‘Beat Generation’ Paul Evans, with another of his songs summing up what was going on in his day – he has written good songs for many, and seemed to choose the novelty numbers for himself.
‘What’s Your Name’ Don and Juan (Roland Don Trone and Claude Juan Johnson) with one of the signature classics of the doo-wop vocal style.
‘Judy’ Teddy Redell … singer pianist from Arkansas did a lot of session work for Sun Records and other fledgling labels in his day before he recorded “Judy”.
‘Lover Please’ Dennis Turner with his only pop hit before Rita Coolidge covered the song in the 70s.
‘Besame Mucho’ The Coasters repertoire had a significant impact on '60s and '70s rock artists – from the Beatles to The Beach Boys.
‘It keeps Right On A-Hurtin’ Johnny Tillotson with a top five hit on both the Pop and Country music surveys in 1962 … this song also earned Johnny a Grammy nomination.
‘Don’t Play That Song’ Ben E King sings from his 1962 album that was home to five notable singles - "Stand by Me", "Ecstasy", "First Taste of Love", "Here Comes the Night", and the title track, "Don't Play That Song (You Lied)".
‘Nivram’ The Shadows in 1961 from their first LP which was the first British Instrumental album to reach #1 in the UK charts. Hank Marvin, Bruce Welch and Jet Harris composed this piece - which is Marvin’s name backwards – NIVRAM.
Wayne’s Music Sunday 9 June 2013. Forgotten songs from the 60s. PART ONE.
‘Sweet Little Sixteen’ - Jerry Lee lewis rendition of the Chuck Berry rocker.
‘Sweet And Lovely’ Nino Tempo and April Stevens (brother and sister) during their stint at ATCO Records –
‘Don’t Take away Your Love’ Johnny Nash with one of his best (I think) from 1962.
‘Come Tomorrow’ Marie Knight – started out as a singer with The Sunset Four before Sister Rosetta Tharpe invited her to become part of her touring troupe.
‘Venus’ Frankie Avalon the trumpeter who became a teen idol and captured the teen market of his day registering 12 top 40 hits during a three year hitmaking spell
‘White Bucks And Saddle Shoes’ Bobby Pedrick Jr one of several child star rock and rollers in the 60s. he was just 12 when he recorded this item about the fashion fad of the day …
‘A Closer Walk’ Pierre LaFontaine – better known as the New Orleans clarinetist Pete Fountain who straddled the line between jazz and easy listening.
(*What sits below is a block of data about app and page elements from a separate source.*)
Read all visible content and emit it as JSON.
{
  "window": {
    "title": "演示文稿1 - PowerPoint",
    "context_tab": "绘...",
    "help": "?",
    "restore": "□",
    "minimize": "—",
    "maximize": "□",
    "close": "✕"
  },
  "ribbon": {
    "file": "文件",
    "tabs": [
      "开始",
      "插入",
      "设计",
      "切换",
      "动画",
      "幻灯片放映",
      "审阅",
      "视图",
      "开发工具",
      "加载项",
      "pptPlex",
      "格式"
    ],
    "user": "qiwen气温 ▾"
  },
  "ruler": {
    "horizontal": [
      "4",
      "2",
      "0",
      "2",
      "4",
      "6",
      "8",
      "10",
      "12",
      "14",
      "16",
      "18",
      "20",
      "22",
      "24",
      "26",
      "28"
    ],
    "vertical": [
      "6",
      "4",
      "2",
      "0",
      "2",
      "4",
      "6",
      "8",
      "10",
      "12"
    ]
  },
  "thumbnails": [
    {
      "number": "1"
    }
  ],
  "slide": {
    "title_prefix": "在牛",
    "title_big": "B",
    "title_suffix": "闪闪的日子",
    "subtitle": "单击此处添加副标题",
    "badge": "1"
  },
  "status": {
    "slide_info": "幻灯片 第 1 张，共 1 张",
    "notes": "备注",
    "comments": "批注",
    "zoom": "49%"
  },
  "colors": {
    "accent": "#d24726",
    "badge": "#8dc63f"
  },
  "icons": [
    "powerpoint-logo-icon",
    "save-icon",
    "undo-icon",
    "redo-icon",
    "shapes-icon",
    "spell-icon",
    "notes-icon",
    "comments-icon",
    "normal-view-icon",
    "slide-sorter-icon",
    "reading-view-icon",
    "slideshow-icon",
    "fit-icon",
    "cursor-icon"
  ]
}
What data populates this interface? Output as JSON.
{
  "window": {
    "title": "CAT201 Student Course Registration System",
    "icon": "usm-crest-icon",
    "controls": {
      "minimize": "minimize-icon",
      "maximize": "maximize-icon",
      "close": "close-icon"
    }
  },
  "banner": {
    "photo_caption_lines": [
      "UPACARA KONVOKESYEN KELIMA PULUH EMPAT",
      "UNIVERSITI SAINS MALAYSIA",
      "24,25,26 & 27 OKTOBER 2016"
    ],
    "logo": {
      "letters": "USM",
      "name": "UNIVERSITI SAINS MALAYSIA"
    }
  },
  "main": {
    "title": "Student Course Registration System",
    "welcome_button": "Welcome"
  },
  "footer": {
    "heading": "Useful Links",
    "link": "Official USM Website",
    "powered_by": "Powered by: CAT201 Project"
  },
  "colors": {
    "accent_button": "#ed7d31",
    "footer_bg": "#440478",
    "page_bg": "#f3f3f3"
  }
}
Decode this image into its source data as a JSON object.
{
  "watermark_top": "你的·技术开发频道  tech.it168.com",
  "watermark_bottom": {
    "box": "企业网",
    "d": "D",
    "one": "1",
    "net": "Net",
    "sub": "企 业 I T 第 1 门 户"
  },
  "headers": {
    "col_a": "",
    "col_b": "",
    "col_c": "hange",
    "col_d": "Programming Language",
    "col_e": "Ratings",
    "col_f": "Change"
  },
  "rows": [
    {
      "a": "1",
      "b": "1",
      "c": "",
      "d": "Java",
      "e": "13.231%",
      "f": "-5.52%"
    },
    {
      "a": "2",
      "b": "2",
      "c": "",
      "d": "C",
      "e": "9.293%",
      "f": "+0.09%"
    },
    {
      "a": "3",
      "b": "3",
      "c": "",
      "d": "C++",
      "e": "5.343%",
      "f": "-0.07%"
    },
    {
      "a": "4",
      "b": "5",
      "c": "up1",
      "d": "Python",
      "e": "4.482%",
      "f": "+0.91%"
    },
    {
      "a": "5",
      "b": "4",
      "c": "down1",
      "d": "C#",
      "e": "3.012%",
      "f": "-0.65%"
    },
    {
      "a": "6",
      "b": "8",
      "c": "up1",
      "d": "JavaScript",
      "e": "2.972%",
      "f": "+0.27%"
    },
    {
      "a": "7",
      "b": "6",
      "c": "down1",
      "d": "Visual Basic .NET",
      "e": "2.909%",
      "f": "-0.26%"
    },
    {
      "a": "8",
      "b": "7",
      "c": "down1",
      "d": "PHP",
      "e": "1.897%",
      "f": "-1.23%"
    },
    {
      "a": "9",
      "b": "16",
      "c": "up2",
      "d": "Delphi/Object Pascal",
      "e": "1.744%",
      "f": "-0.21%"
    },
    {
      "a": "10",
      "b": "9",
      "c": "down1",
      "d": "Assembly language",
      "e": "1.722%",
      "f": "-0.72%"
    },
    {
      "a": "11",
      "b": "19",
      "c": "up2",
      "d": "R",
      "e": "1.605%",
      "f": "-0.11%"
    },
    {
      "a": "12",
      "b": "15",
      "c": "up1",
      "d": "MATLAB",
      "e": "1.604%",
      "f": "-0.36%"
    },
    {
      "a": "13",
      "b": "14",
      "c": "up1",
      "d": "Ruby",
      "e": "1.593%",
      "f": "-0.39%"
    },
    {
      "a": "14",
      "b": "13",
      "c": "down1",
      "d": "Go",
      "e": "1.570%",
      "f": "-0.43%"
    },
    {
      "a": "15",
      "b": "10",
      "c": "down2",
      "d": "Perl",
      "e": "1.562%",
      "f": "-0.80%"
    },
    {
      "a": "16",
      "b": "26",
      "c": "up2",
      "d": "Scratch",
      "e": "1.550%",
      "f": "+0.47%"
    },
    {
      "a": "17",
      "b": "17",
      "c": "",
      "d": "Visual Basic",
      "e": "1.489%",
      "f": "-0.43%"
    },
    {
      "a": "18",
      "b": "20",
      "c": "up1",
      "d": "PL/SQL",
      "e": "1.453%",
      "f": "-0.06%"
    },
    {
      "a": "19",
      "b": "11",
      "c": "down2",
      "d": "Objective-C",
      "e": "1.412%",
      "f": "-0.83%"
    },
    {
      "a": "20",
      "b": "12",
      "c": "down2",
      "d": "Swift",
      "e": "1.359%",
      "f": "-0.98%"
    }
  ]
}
‘Today I Sing The Blues’ Aretha Franklin from her 1960 album “Aretha” …
‘Comin’ Home baby’ mel Torme with a jazz tune that was recorded first by Donald Bailey in 1961
‘Playmates’ Sandy Stewart – the vivacious variety singer from the 50s – a r egular performer on those early TV shows –
‘That’s Old Fashioned’ The Everly Brothers – with what was their last top 10 record
‘The other Night’ Big Maybelle - made her first appearance as Maybel Smith back in the early 50s.
‘I get So Doggone Lonesome’ - Johnny Rivers – had a number of hits in the 60s and moved upward in the pop firmament when he topped the chart in 1966 with “Poor Side Of Town”
‘All My Sororows’ - The Shadows …doing their Kingston Trio impersonations in 1961.
‘Little Town Flirt’ Del Shannon
‘The Hanging Tree’ Marty Robbins
‘I Don’t Want To set The World On Fire’ Somethin’ Smith and The redheads – a vocal group that specialized mainly in pop standards
‘I’ll Bring It On Home To You’ Carla Thomas – she’s the Queen of Memphis Soul – the daughter of musician Rufus Thomas.
‘I’m Standing By’ Ben E King
‘Georgia Camp Meeting’ The Swe-Danes – the fabulous Danish-Swedish jazz trio of Svend Asmussen on violin, Ulrike Neumann on guitar and vocals and singer Alice Babs
‘Someday You’ll Want me To Want You’ Jodie Sands with what has become a pop standard
‘teacher Teacher’ Johnny Mathis
'Moanin’’ Ada Lee
‘Whatcha’ Gonna Do’ Nat King Cole